Prime Minister Malcolm Turnbull to curb labor unions’ power, in a defeat set to trigger new elections just seven months after he took office. Mr. Turnbull had promised to invoke an election if lawmakers didn’t pass the bill, and he is now expected to formalize the threat after unveiling the national budget next month. Uncertainty over the election outcome and a potential shift in economic policy has already unsettled some of Australia’s biggest companies. Monday’s developments set in motion a risky path to an unusual election known as a double dissolution, which puts all seats in both legislative chambers to a vote. In a normal election, the lower house and just half the senate are chosen. The last such election—also aimed as resolving legislative deadlocks—was in 1987. “They’ve loaded the gun,” said Deputy Prime Minister Barnaby Joyce after the Senate vote. “We’ve always been pretty straight and we’ve always said we’d go to a double dissolution if it didn’t pass.

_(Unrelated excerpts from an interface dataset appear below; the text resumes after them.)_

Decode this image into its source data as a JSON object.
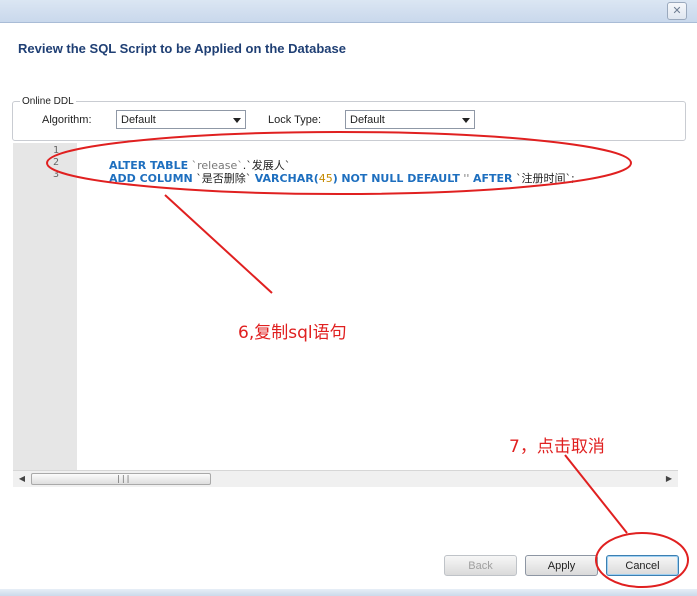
{
  "window": {
    "close_glyph": "✕"
  },
  "header": {
    "title": "Review the SQL Script to be Applied on the Database"
  },
  "online_ddl": {
    "legend": "Online DDL",
    "algorithm_label": "Algorithm:",
    "algorithm_value": "Default",
    "lock_type_label": "Lock Type:",
    "lock_type_value": "Default"
  },
  "editor": {
    "line_numbers": [
      "1",
      "2",
      "3"
    ],
    "line1": {
      "kw1": "ALTER TABLE",
      "t1": "`release`",
      "t2": ".`发展人`"
    },
    "line2": {
      "kw1": "ADD COLUMN",
      "t1": "`是否删除`",
      "kw2": "VARCHAR(",
      "n1": "45",
      "kw3": ")",
      "kw4": "NOT NULL DEFAULT",
      "s1": "''",
      "kw5": "AFTER",
      "t2": "`注册时间`;"
    }
  },
  "scrollbar": {
    "left_arrow": "◀",
    "right_arrow": "▶",
    "grip": "|||"
  },
  "buttons": {
    "back": "Back",
    "apply": "Apply",
    "cancel": "Cancel"
  },
  "annotations": {
    "step6": "6,复制sql语句",
    "step7": "7，点击取消",
    "color": "#e02020"
  }
}
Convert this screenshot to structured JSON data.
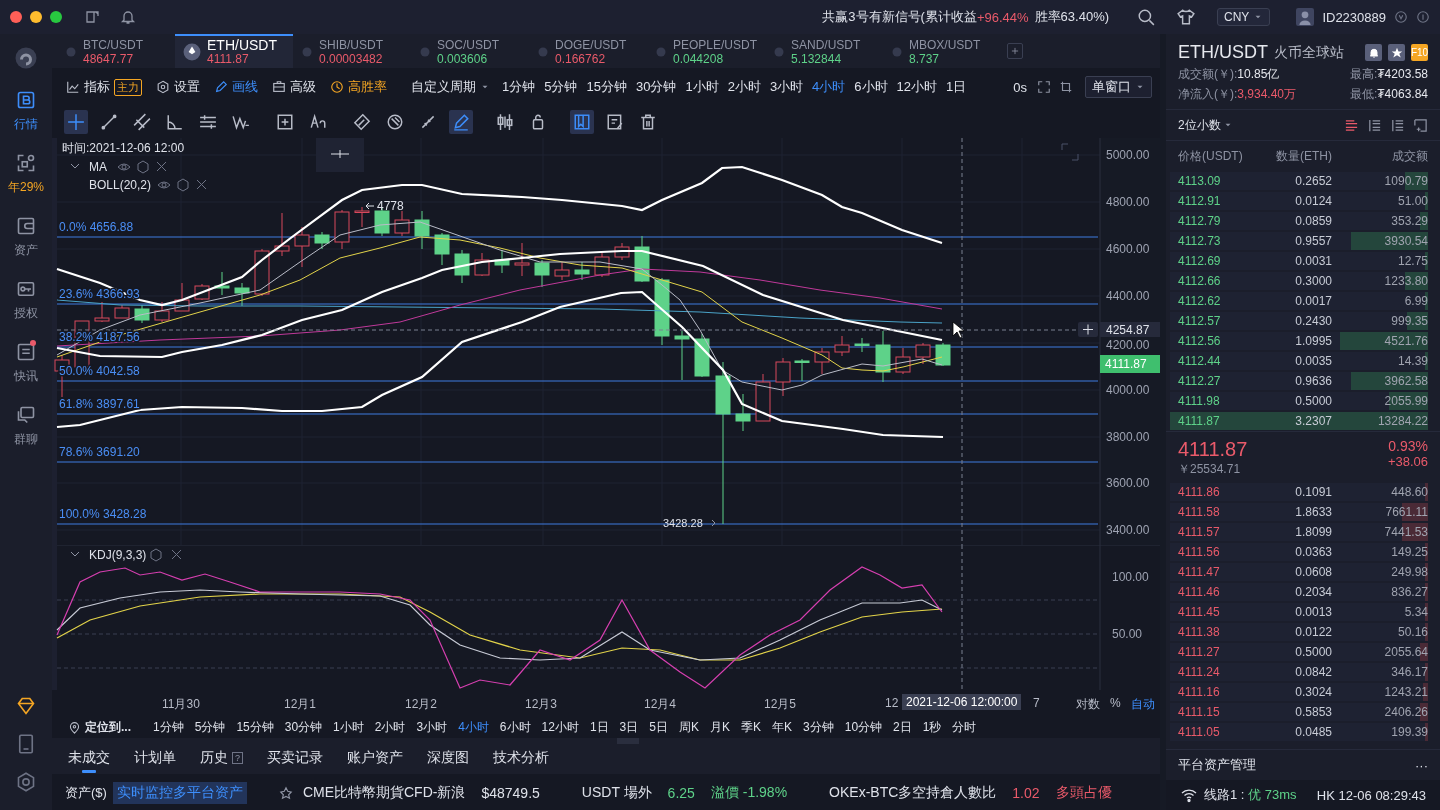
{
  "top_bar": {
    "signal_prefix": "共赢3号有新信号(累计收益",
    "signal_gain": "+96.44%",
    "signal_suffix": "胜率63.40%)",
    "currency": "CNY",
    "user_id": "ID2230889"
  },
  "sidebar": {
    "items": [
      {
        "label": "行情",
        "kind": "market",
        "selected": true,
        "badge": false
      },
      {
        "label": "年29%",
        "kind": "strategy",
        "selected": false,
        "badge": false
      },
      {
        "label": "资产",
        "kind": "wallet",
        "selected": false,
        "badge": false
      },
      {
        "label": "授权",
        "kind": "key",
        "selected": false,
        "badge": false
      },
      {
        "label": "快讯",
        "kind": "news",
        "selected": false,
        "badge": true
      },
      {
        "label": "群聊",
        "kind": "chat",
        "selected": false,
        "badge": false
      }
    ]
  },
  "symbol_tabs": [
    {
      "symbol": "BTC/USDT",
      "price": "48647.77",
      "color": "#ea5a6a",
      "selected": false
    },
    {
      "symbol": "ETH/USDT",
      "price": "4111.87",
      "color": "#ea5a6a",
      "selected": true
    },
    {
      "symbol": "SHIB/USDT",
      "price": "0.00003482",
      "color": "#ea5a6a",
      "selected": false
    },
    {
      "symbol": "SOC/USDT",
      "price": "0.003606",
      "color": "#5ed289",
      "selected": false
    },
    {
      "symbol": "DOGE/USDT",
      "price": "0.166762",
      "color": "#ea5a6a",
      "selected": false
    },
    {
      "symbol": "PEOPLE/USDT",
      "price": "0.044208",
      "color": "#5ed289",
      "selected": false
    },
    {
      "symbol": "SAND/USDT",
      "price": "5.132844",
      "color": "#5ed289",
      "selected": false
    },
    {
      "symbol": "MBOX/USDT",
      "price": "8.737",
      "color": "#5ed289",
      "selected": false
    }
  ],
  "toolbar": {
    "indicator": "指标",
    "indicator_badge": "主力",
    "settings": "设置",
    "draw": "画线",
    "advanced": "高级",
    "win_rate": "高胜率",
    "custom_period": "自定义周期",
    "periods": [
      {
        "label": "1分钟",
        "selected": false
      },
      {
        "label": "5分钟",
        "selected": false
      },
      {
        "label": "15分钟",
        "selected": false
      },
      {
        "label": "30分钟",
        "selected": false
      },
      {
        "label": "1小时",
        "selected": false
      },
      {
        "label": "2小时",
        "selected": false
      },
      {
        "label": "3小时",
        "selected": false
      },
      {
        "label": "4小时",
        "selected": true
      },
      {
        "label": "6小时",
        "selected": false
      },
      {
        "label": "12小时",
        "selected": false
      },
      {
        "label": "1日",
        "selected": false
      }
    ],
    "timer": "0s",
    "window_mode": "单窗口",
    "tools": [
      {
        "kind": "crosshair",
        "active": true
      },
      {
        "kind": "line",
        "active": false
      },
      {
        "kind": "parallel",
        "active": false
      },
      {
        "kind": "angle",
        "active": false
      },
      {
        "kind": "lines",
        "active": false
      },
      {
        "kind": "wave",
        "active": false
      },
      {
        "kind": "note",
        "active": false
      },
      {
        "kind": "text",
        "active": false
      },
      {
        "kind": "eraser",
        "active": false
      },
      {
        "kind": "magnet",
        "active": false
      },
      {
        "kind": "ruler",
        "active": false
      },
      {
        "kind": "pen",
        "active": true
      },
      {
        "kind": "candles",
        "active": false
      },
      {
        "kind": "lock",
        "active": false
      },
      {
        "kind": "bookmark",
        "active": true
      },
      {
        "kind": "edit",
        "active": false
      },
      {
        "kind": "trash",
        "active": false
      }
    ]
  },
  "price_chart": {
    "time_label": "时间:2021-12-06 12:00",
    "indicators": [
      {
        "name": "MA",
        "collapsible": true
      },
      {
        "name": "BOLL(20,2)",
        "collapsible": false
      }
    ],
    "fib_levels": [
      "0.0% 4656.88",
      "23.6% 4366.93",
      "38.2% 4187.56",
      "50.0% 4042.58",
      "61.8% 3897.61",
      "78.6% 3691.20",
      "100.0% 3428.28"
    ],
    "y_ticks": [
      "5000.00",
      "4800.00",
      "4600.00",
      "4400.00",
      "4200.00",
      "4000.00",
      "3800.00",
      "3600.00",
      "3400.00"
    ],
    "high_marker": "4778",
    "low_marker": "3428.28",
    "crosshair_price": "4254.87",
    "last_price": "4111.87"
  },
  "kdj": {
    "name": "KDJ(9,3,3)",
    "y_ticks": [
      "100.00",
      "50.00"
    ]
  },
  "x_axis": {
    "labels": [
      "11月30",
      "12月1",
      "12月2",
      "12月3",
      "12月4",
      "12月5",
      "12"
    ],
    "crosshair_time": "2021-12-06 12:00:00",
    "trailing": "7",
    "scale_log": "对数",
    "scale_pct": "%",
    "auto": "自动"
  },
  "period_bar": {
    "locate": "定位到...",
    "periods": [
      {
        "label": "1分钟",
        "selected": false
      },
      {
        "label": "5分钟",
        "selected": false
      },
      {
        "label": "15分钟",
        "selected": false
      },
      {
        "label": "30分钟",
        "selected": false
      },
      {
        "label": "1小时",
        "selected": false
      },
      {
        "label": "2小时",
        "selected": false
      },
      {
        "label": "3小时",
        "selected": false
      },
      {
        "label": "4小时",
        "selected": true
      },
      {
        "label": "6小时",
        "selected": false
      },
      {
        "label": "12小时",
        "selected": false
      },
      {
        "label": "1日",
        "selected": false
      },
      {
        "label": "3日",
        "selected": false
      },
      {
        "label": "5日",
        "selected": false
      },
      {
        "label": "周K",
        "selected": false
      },
      {
        "label": "月K",
        "selected": false
      },
      {
        "label": "季K",
        "selected": false
      },
      {
        "label": "年K",
        "selected": false
      },
      {
        "label": "3分钟",
        "selected": false
      },
      {
        "label": "10分钟",
        "selected": false
      },
      {
        "label": "2日",
        "selected": false
      },
      {
        "label": "1秒",
        "selected": false
      },
      {
        "label": "分时",
        "selected": false
      }
    ]
  },
  "bottom_tabs": [
    {
      "label": "未成交",
      "selected": true
    },
    {
      "label": "计划单",
      "selected": false
    },
    {
      "label": "历史",
      "selected": false,
      "hint": "?"
    },
    {
      "label": "买卖记录",
      "selected": false
    },
    {
      "label": "账户资产",
      "selected": false
    },
    {
      "label": "深度图",
      "selected": false
    },
    {
      "label": "技术分析",
      "selected": false
    }
  ],
  "ticker_bar": {
    "assets_label": "资产($)",
    "assets_link": "实时监控多平台资产",
    "items": [
      {
        "parts": [
          {
            "text": "CME比特幣期貨CFD-新浪"
          },
          {
            "text": "$48749.5"
          }
        ]
      },
      {
        "parts": [
          {
            "text": "USDT 場外"
          },
          {
            "text": "6.25",
            "color": "#5ed289"
          },
          {
            "text": "溢價 -1.98%",
            "color": "#5ed289"
          }
        ]
      },
      {
        "parts": [
          {
            "text": "OKEx-BTC多空持倉人數比"
          },
          {
            "text": "1.02",
            "color": "#ea5a6a"
          },
          {
            "text": "多頭占優",
            "color": "#ea5a6a"
          }
        ]
      }
    ]
  },
  "quote": {
    "symbol": "ETH/USDT",
    "exchange": "火币全球站",
    "badge": "F10",
    "turnover_label": "成交额(￥):",
    "turnover": "10.85亿",
    "inflow_label": "净流入(￥):",
    "inflow": "3,934.40万",
    "high_label": "最高:",
    "high": "₮4203.58",
    "low_label": "最低:",
    "low": "₮4063.84"
  },
  "order_book": {
    "precision": "2位小数",
    "columns": [
      "价格(USDT)",
      "数量(ETH)",
      "成交额"
    ],
    "rows_above": [
      {
        "price": "4113.09",
        "amount": "0.2652",
        "total": "1090.79",
        "level": 0.09
      },
      {
        "price": "4112.91",
        "amount": "0.0124",
        "total": "51.00",
        "level": 0.01
      },
      {
        "price": "4112.79",
        "amount": "0.0859",
        "total": "353.29",
        "level": 0.03
      },
      {
        "price": "4112.73",
        "amount": "0.9557",
        "total": "3930.54",
        "level": 0.3
      },
      {
        "price": "4112.69",
        "amount": "0.0031",
        "total": "12.75",
        "level": 0.01
      },
      {
        "price": "4112.66",
        "amount": "0.3000",
        "total": "1233.80",
        "level": 0.09
      },
      {
        "price": "4112.62",
        "amount": "0.0017",
        "total": "6.99",
        "level": 0.01
      },
      {
        "price": "4112.57",
        "amount": "0.2430",
        "total": "999.35",
        "level": 0.08
      },
      {
        "price": "4112.56",
        "amount": "1.0995",
        "total": "4521.76",
        "level": 0.34
      },
      {
        "price": "4112.44",
        "amount": "0.0035",
        "total": "14.39",
        "level": 0.01
      },
      {
        "price": "4112.27",
        "amount": "0.9636",
        "total": "3962.58",
        "level": 0.3
      },
      {
        "price": "4111.98",
        "amount": "0.5000",
        "total": "2055.99",
        "level": 0.15
      },
      {
        "price": "4111.87",
        "amount": "3.2307",
        "total": "13284.22",
        "level": 1
      }
    ],
    "last_price": "4111.87",
    "last_cny": "￥25534.71",
    "change_pct": "0.93%",
    "change": "+38.06",
    "rows_below": [
      {
        "price": "4111.86",
        "amount": "0.1091",
        "total": "448.60",
        "level": 0.01
      },
      {
        "price": "4111.58",
        "amount": "1.8633",
        "total": "7661.11",
        "level": 0.1
      },
      {
        "price": "4111.57",
        "amount": "1.8099",
        "total": "7441.53",
        "level": 0.1
      },
      {
        "price": "4111.56",
        "amount": "0.0363",
        "total": "149.25",
        "level": 0.01
      },
      {
        "price": "4111.47",
        "amount": "0.0608",
        "total": "249.98",
        "level": 0.01
      },
      {
        "price": "4111.46",
        "amount": "0.2034",
        "total": "836.27",
        "level": 0.01
      },
      {
        "price": "4111.45",
        "amount": "0.0013",
        "total": "5.34",
        "level": 0.01
      },
      {
        "price": "4111.38",
        "amount": "0.0122",
        "total": "50.16",
        "level": 0.01
      },
      {
        "price": "4111.27",
        "amount": "0.5000",
        "total": "2055.64",
        "level": 0.03
      },
      {
        "price": "4111.24",
        "amount": "0.0842",
        "total": "346.17",
        "level": 0.01
      },
      {
        "price": "4111.16",
        "amount": "0.3024",
        "total": "1243.21",
        "level": 0.02
      },
      {
        "price": "4111.15",
        "amount": "0.5853",
        "total": "2406.26",
        "level": 0.03
      },
      {
        "price": "4111.05",
        "amount": "0.0485",
        "total": "199.39",
        "level": 0.01
      }
    ]
  },
  "asset_panel": {
    "title": "平台资产管理",
    "more": "···"
  },
  "status": {
    "line_label": "线路1 : ",
    "quality": "优 73ms",
    "clock": "HK 12-06 08:29:43"
  }
}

It hasn’t passed.”
Underscoring the risks, two polls Monday put the center-left Labor opposition party close to or ahead of the conservatives. Mr. Turnbull ousted Tony Abbott as prime minister in September in a move aimed at averting the likelihood of electoral defeat. Mr. Turnbull, a wealthy former banker and entrepreneur, promised a fresh political approach after ousting Mr. Abbott, whose fumbles and conservative views on issues like same-sex marriage upset many voters.
Instead, Mr. Turnbull has been frequently accused by opponents and allies alike of being unwilling to make difficult decisions on challenges facing the country, such as rising debt, inflexible labor laws and high costs that hurt manufacturing.
Any election will be fought over who is better placed to manage Australia’s 1.6 trillion Australian dollar (US$1.23 trillion) economy through a difficult transition from the highs of a mining boom to a more diverse system, less reliant on resources and better able to compete against lower-cost competitors.
Full Article: Australia Moves Toward a New Election – WSJ.